Since the gaps introduced by latent errors aren’t obvious or visible, they’re a blind risk. They lie dormant, like a beartrap in the undergrowth of a forest until someone inadvertently steps on it.
Disasters like Piper Alpha, Longford, Texas City, Macondo, and Bhopal are burned into our collective conscience. In each case, latent errors were a contributing factor.
Things we accept as part of project closeout or when we make physical changes to the plant may be introducing latent errors at our facilities. Do you have a complete and validated asset registry? Are your critical drawings such as P&IDs and single line diagrams up-to-date? Have you done a criticality assessment of your assets? Can you find the information when you need it? Can you trust it?
Availability, completeness, accuracy and consistency of process safety information seems to be a major challenge for most companies. I was recently struck by the number of citations that OSHA issues for non-compliance. Consistently, the top 4 areas are:
- Equipment Integrity
- Process Safety Information
- Management of Change
- Actions and Recommendations coming out of Process Hazard Analysis
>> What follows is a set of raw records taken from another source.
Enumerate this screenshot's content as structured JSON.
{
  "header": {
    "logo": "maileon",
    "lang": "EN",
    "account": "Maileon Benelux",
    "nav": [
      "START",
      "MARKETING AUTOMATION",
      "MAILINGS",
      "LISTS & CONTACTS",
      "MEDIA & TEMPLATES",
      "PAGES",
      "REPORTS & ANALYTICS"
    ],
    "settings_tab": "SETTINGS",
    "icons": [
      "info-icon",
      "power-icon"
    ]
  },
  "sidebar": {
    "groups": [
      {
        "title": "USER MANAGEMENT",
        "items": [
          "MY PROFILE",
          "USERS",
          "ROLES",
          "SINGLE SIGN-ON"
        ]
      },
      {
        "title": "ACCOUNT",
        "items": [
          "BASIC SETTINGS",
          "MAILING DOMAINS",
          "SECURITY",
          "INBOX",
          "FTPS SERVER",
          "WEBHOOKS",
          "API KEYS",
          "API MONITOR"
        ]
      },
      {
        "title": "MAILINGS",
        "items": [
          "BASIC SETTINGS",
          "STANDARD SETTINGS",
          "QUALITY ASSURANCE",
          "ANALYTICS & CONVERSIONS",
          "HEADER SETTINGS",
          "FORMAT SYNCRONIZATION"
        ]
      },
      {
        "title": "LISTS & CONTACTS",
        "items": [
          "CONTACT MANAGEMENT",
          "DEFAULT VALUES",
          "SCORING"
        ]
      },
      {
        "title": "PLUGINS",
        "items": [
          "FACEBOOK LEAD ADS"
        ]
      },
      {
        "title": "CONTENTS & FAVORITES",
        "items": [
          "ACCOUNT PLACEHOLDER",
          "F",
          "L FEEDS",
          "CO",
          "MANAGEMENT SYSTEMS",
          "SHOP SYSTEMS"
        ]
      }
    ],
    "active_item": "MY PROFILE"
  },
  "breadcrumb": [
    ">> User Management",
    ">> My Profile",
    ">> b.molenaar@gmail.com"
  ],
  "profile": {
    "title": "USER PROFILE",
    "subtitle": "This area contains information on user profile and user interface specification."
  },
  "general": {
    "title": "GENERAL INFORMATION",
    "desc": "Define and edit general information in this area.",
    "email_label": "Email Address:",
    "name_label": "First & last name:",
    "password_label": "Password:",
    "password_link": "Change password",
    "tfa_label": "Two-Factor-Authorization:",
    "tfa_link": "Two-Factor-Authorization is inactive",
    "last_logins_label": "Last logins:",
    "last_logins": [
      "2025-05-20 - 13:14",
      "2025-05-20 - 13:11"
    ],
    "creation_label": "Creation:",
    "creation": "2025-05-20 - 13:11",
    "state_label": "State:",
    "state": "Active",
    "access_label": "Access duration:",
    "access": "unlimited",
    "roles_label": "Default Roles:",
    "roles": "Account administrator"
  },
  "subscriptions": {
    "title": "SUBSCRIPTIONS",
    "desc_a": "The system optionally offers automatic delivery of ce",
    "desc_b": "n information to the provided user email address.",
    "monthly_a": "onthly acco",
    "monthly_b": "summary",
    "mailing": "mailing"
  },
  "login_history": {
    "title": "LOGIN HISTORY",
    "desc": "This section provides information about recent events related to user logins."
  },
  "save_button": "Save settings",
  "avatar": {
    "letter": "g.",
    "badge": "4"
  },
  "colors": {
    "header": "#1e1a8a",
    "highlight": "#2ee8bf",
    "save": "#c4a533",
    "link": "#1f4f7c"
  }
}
As we go about designing, maintaining, and operating our plants, we are constantly faced with decisions. What information should we capture and when should we capture it? How should we make it available and who needs access to it? How can we be sure it’s up to date, consistent, and complete?
As and industry and as individuals, we have a moral responsibility to protect human life and wellbeing and to be good stewards of our environment. Next time you’re faced with a decision, ask yourself – Are you introducing a latent error, or are you exposing a blind risk and managing it properly?
Mitigating Blind Risk
I know overcoming these challenges isn’t easy. It takes a concerted effort involving standards, processes, technology, information management, and governance. But here are a few things to consider:
- Ensure that there is a documented asset and process safety information management strategy in place
- Adopt industry standards such as ISO 55000 and CFIHOS to reduce personal and company bias.
- Ensure there is governance and ownership in place for managing asset and process safety information
- Ensure the completeness and validity of your asset register
- Establish as minimum baseline requirement for data quality and measure it against adopted standards
- Execute frequent data quality audits or gap assessments to discover latent errors
- Track and execute corrective actions coming from audits
Contact us for more information on how we can help you mitigate the risk of latent errors in asset data and process safety information.